Meadowhall is the Americanised shopping centre and mega mall which you can see from the M1 motorway at Tinsley Viaduct. It’s as good a shopping centre as anywhere in the UK and close-by are other retail outlets such as the one on the A6178 at Carbrook – which is home to Carbrook Hall – supposedly the most haunted pub in Britain.
Wortley Hall. The stately home for the working class just off the A616 Stocksbridge bypass. It is a lovely building standing in its own grounds, where I ‘sort of’ lived during something unpleasant happening in our lives. Again, you write what you know and draw from your own experiences.
About the author
James Durose-Rayner has over twenty years’ experience in journalism. He is a member of the Writer’s Guild and the editor of NATM, the UK’s leading specialist civil engineering journal. His writing has been featured in over 210 magazines and his debut indie-novel, S63: Made in Thurnscoe, published in 2001, received positive reviews.
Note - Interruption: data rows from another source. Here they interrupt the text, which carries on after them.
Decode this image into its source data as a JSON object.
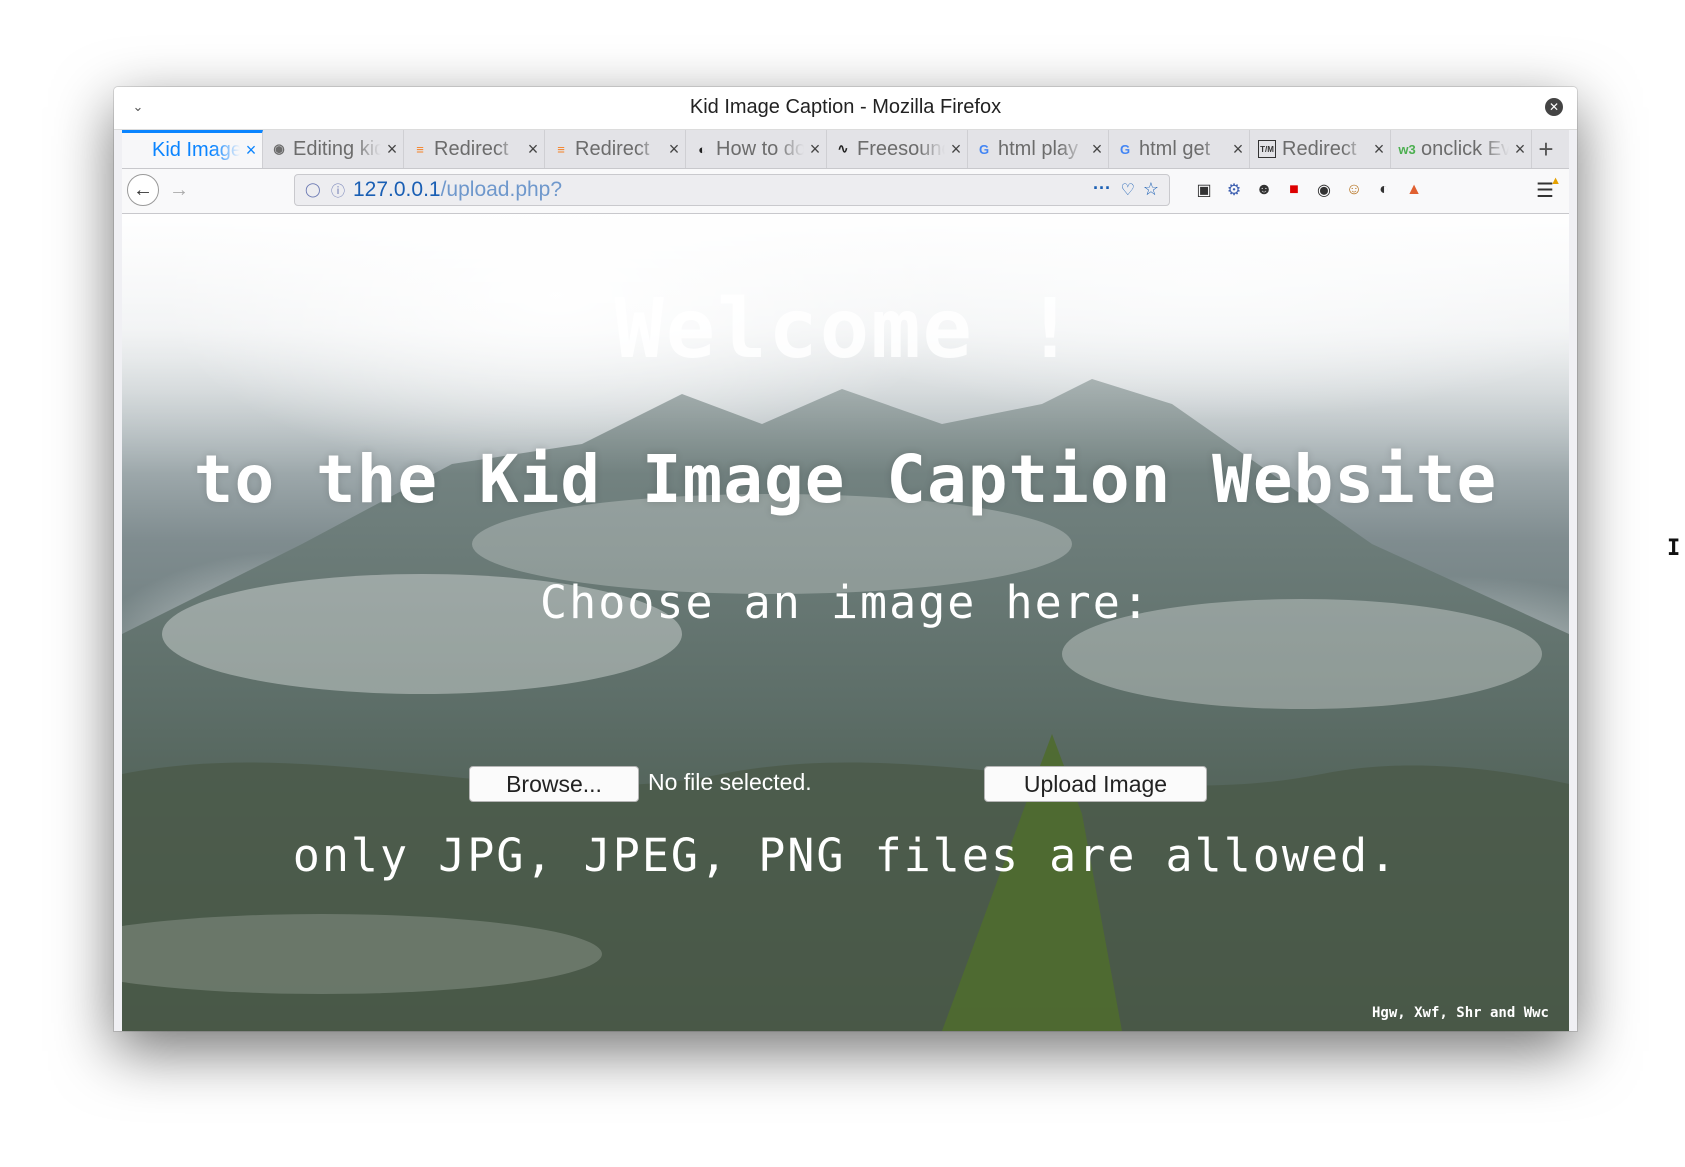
{
  "window": {
    "title": "Kid Image Caption - Mozilla Firefox"
  },
  "tabs": [
    {
      "label": "Kid Image Caption",
      "icon": "page-icon",
      "active": true
    },
    {
      "label": "Editing kid-image-caption",
      "icon": "github-icon",
      "active": false
    },
    {
      "label": "Redirect",
      "icon": "stackoverflow-icon",
      "active": false
    },
    {
      "label": "Redirect",
      "icon": "stackoverflow-icon",
      "active": false
    },
    {
      "label": "How to do",
      "icon": "chrome-icon",
      "active": false
    },
    {
      "label": "Freesound",
      "icon": "waveform-icon",
      "active": false
    },
    {
      "label": "html play",
      "icon": "google-icon",
      "active": false
    },
    {
      "label": "html get",
      "icon": "google-icon",
      "active": false
    },
    {
      "label": "Redirect",
      "icon": "tm-icon",
      "active": false
    },
    {
      "label": "onclick Event",
      "icon": "w3schools-icon",
      "active": false
    }
  ],
  "navbar": {
    "url_host": "127.0.0.1",
    "url_path": "/upload.php?"
  },
  "page": {
    "welcome": "Welcome !",
    "subtitle": "to the Kid Image Caption Website",
    "choose": "Choose an image here:",
    "browse_label": "Browse...",
    "file_status": "No file selected.",
    "upload_label": "Upload Image",
    "allowed": "only JPG, JPEG, PNG files are allowed.",
    "credits": "Hgw, Xwf, Shr and Wwc"
  },
  "colors": {
    "accent": "#0a84ff",
    "url": "#1a5fb4"
  }
}
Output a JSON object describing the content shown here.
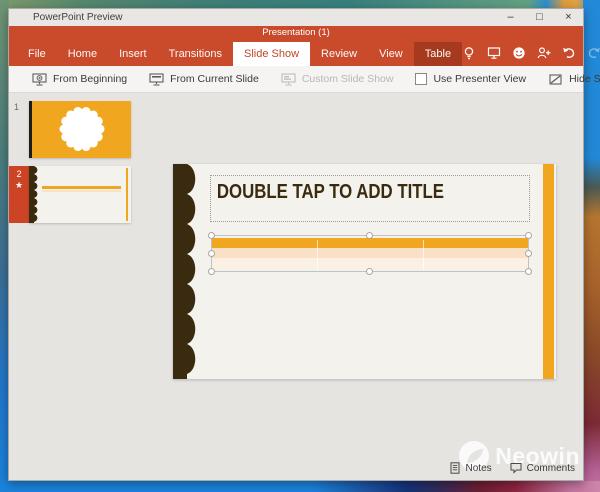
{
  "window": {
    "title": "PowerPoint Preview",
    "controls": {
      "minimize": "–",
      "maximize": "□",
      "close": "×"
    }
  },
  "ribbon": {
    "document_title": "Presentation (1)",
    "tabs": [
      {
        "label": "File",
        "active": false
      },
      {
        "label": "Home",
        "active": false
      },
      {
        "label": "Insert",
        "active": false
      },
      {
        "label": "Transitions",
        "active": false
      },
      {
        "label": "Slide Show",
        "active": true
      },
      {
        "label": "Review",
        "active": false
      },
      {
        "label": "View",
        "active": false
      },
      {
        "label": "Table",
        "active": false,
        "contextual": true
      }
    ],
    "action_icons": [
      "lightbulb-tell-me",
      "present-to-screen",
      "feedback-smiley",
      "add-people",
      "undo",
      "redo"
    ]
  },
  "toolbar": {
    "from_beginning": "From Beginning",
    "from_current_slide": "From Current Slide",
    "custom_slide_show": "Custom Slide Show",
    "custom_slide_show_disabled": true,
    "use_presenter_view": "Use Presenter View",
    "use_presenter_view_checked": false,
    "hide_slide": "Hide Slide"
  },
  "thumbnail_panel": {
    "slides": [
      {
        "number": "1",
        "selected": false
      },
      {
        "number": "2",
        "selected": true,
        "star": "★"
      }
    ]
  },
  "slide_editor": {
    "title_placeholder": "DOUBLE TAP TO ADD TITLE",
    "table": {
      "rows": 3,
      "columns": 3,
      "selected": true,
      "header_color": "#f0a71f",
      "row_colors": [
        "#fbe0c8",
        "#fcefe3"
      ]
    }
  },
  "statusbar": {
    "notes": "Notes",
    "comments": "Comments"
  },
  "watermark": {
    "text": "Neowin"
  },
  "colors": {
    "ribbon_red": "#c94b2c",
    "contextual_tab_red": "#a63a1f",
    "accent_orange": "#f0a71f",
    "slide_brown": "#3a2b10",
    "selection_red": "#cc4425",
    "slide_bg": "#f4f2ec",
    "canvas_bg": "#e6e4e1",
    "titlebar_bg": "#e9e7e4"
  }
}
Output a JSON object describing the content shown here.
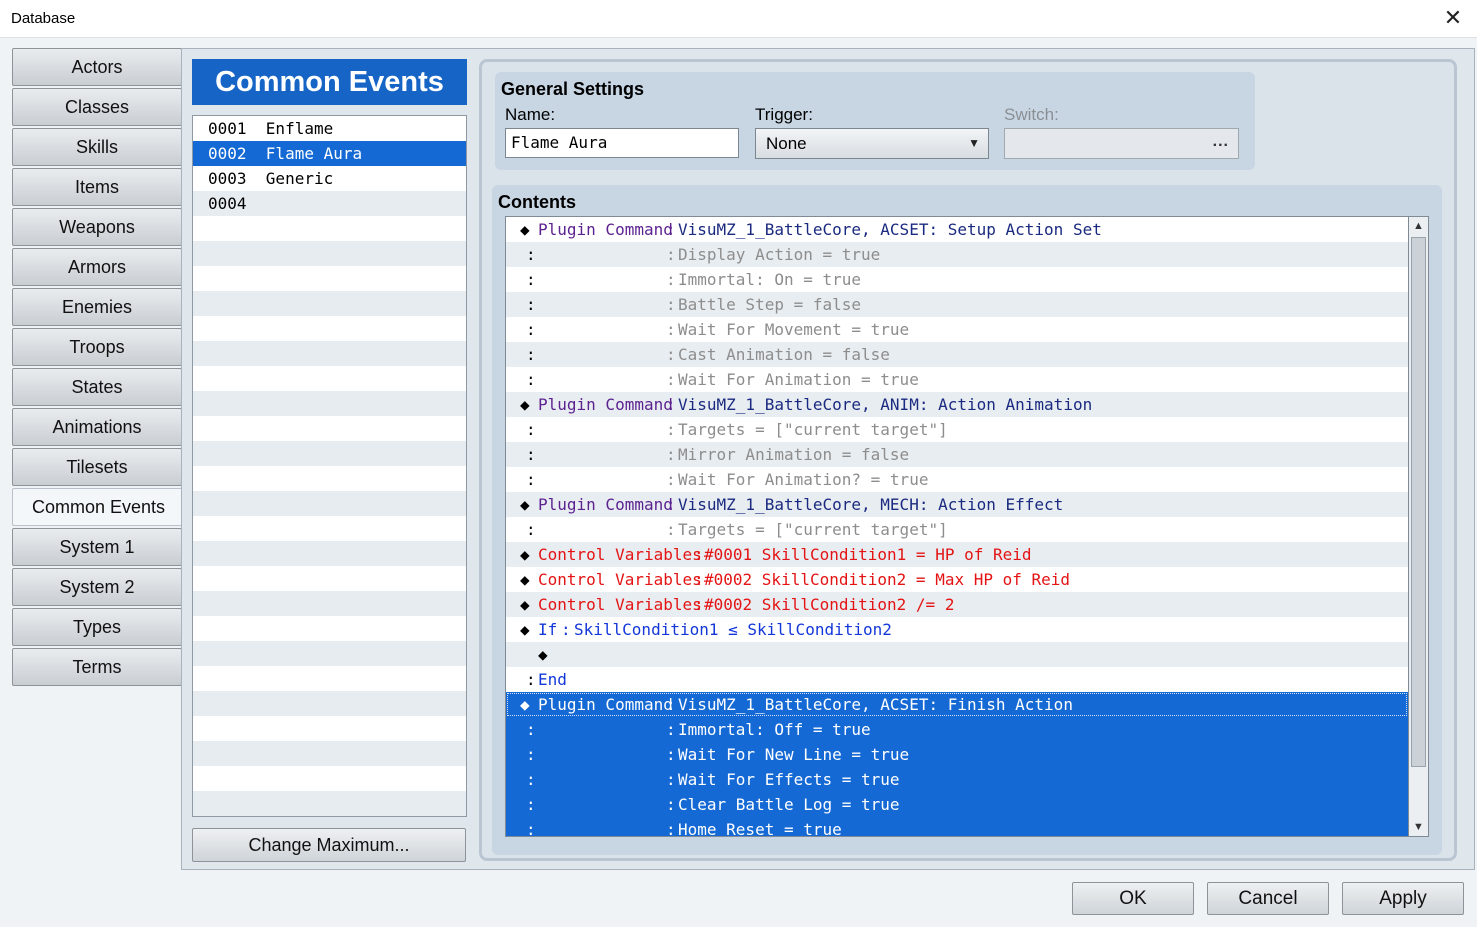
{
  "window": {
    "title": "Database",
    "close_glyph": "✕"
  },
  "sidebar": {
    "items": [
      {
        "label": "Actors"
      },
      {
        "label": "Classes"
      },
      {
        "label": "Skills"
      },
      {
        "label": "Items"
      },
      {
        "label": "Weapons"
      },
      {
        "label": "Armors"
      },
      {
        "label": "Enemies"
      },
      {
        "label": "Troops"
      },
      {
        "label": "States"
      },
      {
        "label": "Animations"
      },
      {
        "label": "Tilesets"
      },
      {
        "label": "Common Events",
        "active": true
      },
      {
        "label": "System 1"
      },
      {
        "label": "System 2"
      },
      {
        "label": "Types"
      },
      {
        "label": "Terms"
      }
    ]
  },
  "event_list": {
    "header": "Common Events",
    "rows": [
      "0001  Enflame",
      "0002  Flame Aura",
      "0003  Generic",
      "0004"
    ],
    "selected_index": 1,
    "change_max_label": "Change Maximum..."
  },
  "general": {
    "title": "General Settings",
    "name_label": "Name:",
    "name_value": "Flame Aura",
    "trigger_label": "Trigger:",
    "trigger_value": "None",
    "switch_label": "Switch:",
    "switch_button": "..."
  },
  "contents": {
    "title": "Contents",
    "commands": [
      {
        "kind": "plugin",
        "label": "Plugin Command",
        "value": "VisuMZ_1_BattleCore, ACSET: Setup Action Set"
      },
      {
        "kind": "sub",
        "value": "Display Action = true"
      },
      {
        "kind": "sub",
        "value": "Immortal: On = true"
      },
      {
        "kind": "sub",
        "value": "Battle Step = false"
      },
      {
        "kind": "sub",
        "value": "Wait For Movement = true"
      },
      {
        "kind": "sub",
        "value": "Cast Animation = false"
      },
      {
        "kind": "sub",
        "value": "Wait For Animation = true"
      },
      {
        "kind": "plugin",
        "label": "Plugin Command",
        "value": "VisuMZ_1_BattleCore, ANIM: Action Animation"
      },
      {
        "kind": "sub",
        "value": "Targets = [\"current target\"]"
      },
      {
        "kind": "sub",
        "value": "Mirror Animation = false"
      },
      {
        "kind": "sub",
        "value": "Wait For Animation? = true"
      },
      {
        "kind": "plugin",
        "label": "Plugin Command",
        "value": "VisuMZ_1_BattleCore, MECH: Action Effect"
      },
      {
        "kind": "sub",
        "value": "Targets = [\"current target\"]"
      },
      {
        "kind": "var",
        "label": "Control Variables",
        "value": "#0001 SkillCondition1 = HP of Reid"
      },
      {
        "kind": "var",
        "label": "Control Variables",
        "value": "#0002 SkillCondition2 = Max HP of Reid"
      },
      {
        "kind": "var",
        "label": "Control Variables",
        "value": "#0002 SkillCondition2 /= 2"
      },
      {
        "kind": "if",
        "label": "If",
        "value": "SkillCondition1 ≤ SkillCondition2"
      },
      {
        "kind": "inner"
      },
      {
        "kind": "end",
        "label": "End"
      },
      {
        "kind": "plugin",
        "label": "Plugin Command",
        "value": "VisuMZ_1_BattleCore, ACSET: Finish Action",
        "selected": true
      },
      {
        "kind": "sub",
        "value": "Immortal: Off = true",
        "selected": true
      },
      {
        "kind": "sub",
        "value": "Wait For New Line = true",
        "selected": true
      },
      {
        "kind": "sub",
        "value": "Wait For Effects = true",
        "selected": true
      },
      {
        "kind": "sub",
        "value": "Clear Battle Log = true",
        "selected": true
      },
      {
        "kind": "sub",
        "value": "Home Reset = true",
        "selected": true
      }
    ]
  },
  "footer": {
    "ok": "OK",
    "cancel": "Cancel",
    "apply": "Apply"
  },
  "colors": {
    "accent": "#1664c6",
    "selection": "#1469d4",
    "plugin_label": "#5c2290",
    "plugin_value": "#1a2a80",
    "sub_value": "#8d8d8d",
    "control_var": "#e41414",
    "conditional": "#1337d9"
  }
}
In 2015, I Am Sam (Clink Street Publishing) and itv Seven (New Generation Publishing) followed to more affirmative acclaim. Durose-Rayner currently divides his time between the UK and Cyprus.
Links to the author
Based around a series of true events. The BBC’s current affairs programme ‘Panorama’ undertook a sixty minute documentary / exposé surrounding an elite government task force that went undercover in Sheffield over a period of twelve months. Their remit was to use the Proceeds of Crime Act to fill up the police federations coffers using illegally gained intelligence, on one hand overlooking – and in some cases encouraging – major criminal activity such as murder, kidnap and torture; whilst on the other, surreptitiously acquiring pre-bargained guilty pleas from defendants then reneging on deals, which culminated in some of the heaviest sentences ever handed out in the UK. But the programme was never aired.